Barack Obama hasn’t made many public appearances in the 17 months since he left office. However, Democrats are likely to see plenty of their party’s most prominent figurehead in the coming months as he hits the campaign trail before November’s midterm elections. Though he’s not expected to make many appearances before September, the former president was in Los Angeles on Thursday to attend the first of three California fundraisers at which he will speak this week.
According to Politico, Obama for the most part opted to take a big-picture approach to the struggles Democrats are facing in the age of Trump, rather than addressing specific issues like family separations at the border or the upcoming retirement of Supreme Court Justice Anthony Kennedy, who announced on Wednesday that he will step down from the post he’s held since 1988 at the end of July, clearing the path for the court to potentially overturn Roe vs. Wade.
“Do not wait for the perfect message, don’t wait to feel a tingle in your spine because you’re expecting politicians to be so inspiring and poetic and moving that somehow, ‘OK, I’ll get off my couch after all and go spend the 15-20 minutes it takes for me to vote,'” Obama told donors in Beverly Hills. “Because that’s part of what happened in the last election. I heard that too much.”
Though Obama did not address Trump directly, several of his comments were directed at the president and his fellow Republicans. “Fear is powerful,” Obama said. “Telling people that somebody’s out to get you, or somebody took your job, or somebody has it out for you, or is going to change you, or your community, or your way of life – that’s an old story and it has shown itself to be powerful in societies all around the world. It is a deliberate, systematic effort to tap into that part of our brain that carries fear in it.”
True to form, Obama turned Democrats away from fear and toward optimism. “A majority of the American people prefer a country that comes together rather than being divided. The majority of the country doesn’t want to see a dog-eat-dog world where everybody is angry all the time.”

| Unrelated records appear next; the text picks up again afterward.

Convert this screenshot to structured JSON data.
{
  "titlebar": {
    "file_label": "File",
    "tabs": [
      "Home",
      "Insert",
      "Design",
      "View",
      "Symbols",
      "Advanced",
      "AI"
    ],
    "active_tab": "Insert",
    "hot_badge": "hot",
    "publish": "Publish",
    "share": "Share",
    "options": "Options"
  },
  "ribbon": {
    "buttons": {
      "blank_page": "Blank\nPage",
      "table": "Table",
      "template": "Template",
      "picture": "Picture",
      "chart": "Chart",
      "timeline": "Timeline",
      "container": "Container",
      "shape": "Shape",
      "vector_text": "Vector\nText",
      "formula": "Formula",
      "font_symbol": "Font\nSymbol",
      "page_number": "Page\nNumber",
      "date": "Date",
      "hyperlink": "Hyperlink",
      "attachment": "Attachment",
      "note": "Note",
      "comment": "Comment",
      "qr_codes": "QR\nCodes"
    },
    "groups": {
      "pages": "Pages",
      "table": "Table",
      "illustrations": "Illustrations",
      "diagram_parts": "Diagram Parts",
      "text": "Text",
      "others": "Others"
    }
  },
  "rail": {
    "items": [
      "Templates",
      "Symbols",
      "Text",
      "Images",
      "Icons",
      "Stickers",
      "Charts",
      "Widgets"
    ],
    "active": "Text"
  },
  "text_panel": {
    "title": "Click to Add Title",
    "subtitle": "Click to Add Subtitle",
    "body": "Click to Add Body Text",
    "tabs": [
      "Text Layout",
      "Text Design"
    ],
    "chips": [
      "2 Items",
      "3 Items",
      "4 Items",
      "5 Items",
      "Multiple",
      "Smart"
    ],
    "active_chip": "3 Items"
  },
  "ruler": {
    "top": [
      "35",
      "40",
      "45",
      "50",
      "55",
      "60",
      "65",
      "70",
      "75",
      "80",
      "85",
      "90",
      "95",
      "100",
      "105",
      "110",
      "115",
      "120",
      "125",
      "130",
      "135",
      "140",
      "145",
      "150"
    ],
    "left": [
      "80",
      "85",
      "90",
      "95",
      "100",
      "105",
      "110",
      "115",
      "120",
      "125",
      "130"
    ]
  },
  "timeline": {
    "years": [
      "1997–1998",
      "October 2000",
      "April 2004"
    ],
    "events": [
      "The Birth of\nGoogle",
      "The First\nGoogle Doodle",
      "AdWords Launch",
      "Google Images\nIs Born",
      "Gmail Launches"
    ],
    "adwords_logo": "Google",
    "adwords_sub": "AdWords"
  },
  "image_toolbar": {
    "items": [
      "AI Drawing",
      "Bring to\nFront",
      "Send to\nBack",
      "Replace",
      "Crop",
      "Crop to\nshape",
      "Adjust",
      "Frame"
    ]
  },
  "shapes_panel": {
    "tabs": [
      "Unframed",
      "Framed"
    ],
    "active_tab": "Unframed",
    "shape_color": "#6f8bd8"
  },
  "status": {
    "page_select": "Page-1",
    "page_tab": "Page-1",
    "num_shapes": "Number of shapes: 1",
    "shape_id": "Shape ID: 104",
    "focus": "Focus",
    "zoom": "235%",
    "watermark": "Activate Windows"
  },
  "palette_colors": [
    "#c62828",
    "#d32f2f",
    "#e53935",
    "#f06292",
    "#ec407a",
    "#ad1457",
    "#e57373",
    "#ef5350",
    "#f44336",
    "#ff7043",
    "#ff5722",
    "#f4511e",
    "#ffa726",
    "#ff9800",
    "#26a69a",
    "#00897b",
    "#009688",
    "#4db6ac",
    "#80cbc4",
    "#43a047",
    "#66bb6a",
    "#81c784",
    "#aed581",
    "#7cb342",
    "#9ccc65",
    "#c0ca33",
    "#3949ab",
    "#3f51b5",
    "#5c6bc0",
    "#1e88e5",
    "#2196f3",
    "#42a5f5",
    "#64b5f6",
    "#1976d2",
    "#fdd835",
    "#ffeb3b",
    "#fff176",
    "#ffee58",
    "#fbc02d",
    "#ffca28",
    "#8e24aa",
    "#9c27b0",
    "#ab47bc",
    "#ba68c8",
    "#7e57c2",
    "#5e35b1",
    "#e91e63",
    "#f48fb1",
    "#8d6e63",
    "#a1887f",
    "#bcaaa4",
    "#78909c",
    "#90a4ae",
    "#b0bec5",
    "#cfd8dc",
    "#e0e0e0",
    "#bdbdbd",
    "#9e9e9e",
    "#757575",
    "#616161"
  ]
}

“The Democrats’ job is not to exaggerate,” he added. “The Democrats’ job is not to simply mimic the tactics of the other side.”
Though he didn’t address many specific issues, Obama did criticize how Republicans have handled health care since Trump took office, noting that instead of looking to replace the Affordable Care Act with something better, they’ve simply been working “undermine and erode” Obamacare. He’s not tied to the name, either. “I said to the incoming president, ‘Just change the name and claim that you made these wonderful changes and I would be like, You go!,'” he said. “Because I didn’t have pride of authorship, I just wanted people to have health care.”
Obama noted that he may be partially to blame if Democrats seem to be waiting around for someone with an “inspiring and poetic” message while Republicans are getting the job done. He said that his biggest regret as president was that “people were so focused on me and the battles” that they “stopped paying attention up and down the ballot.” But with Trump in the White House and so much at stake this November, Democrats no longer have the luxury of being complacent.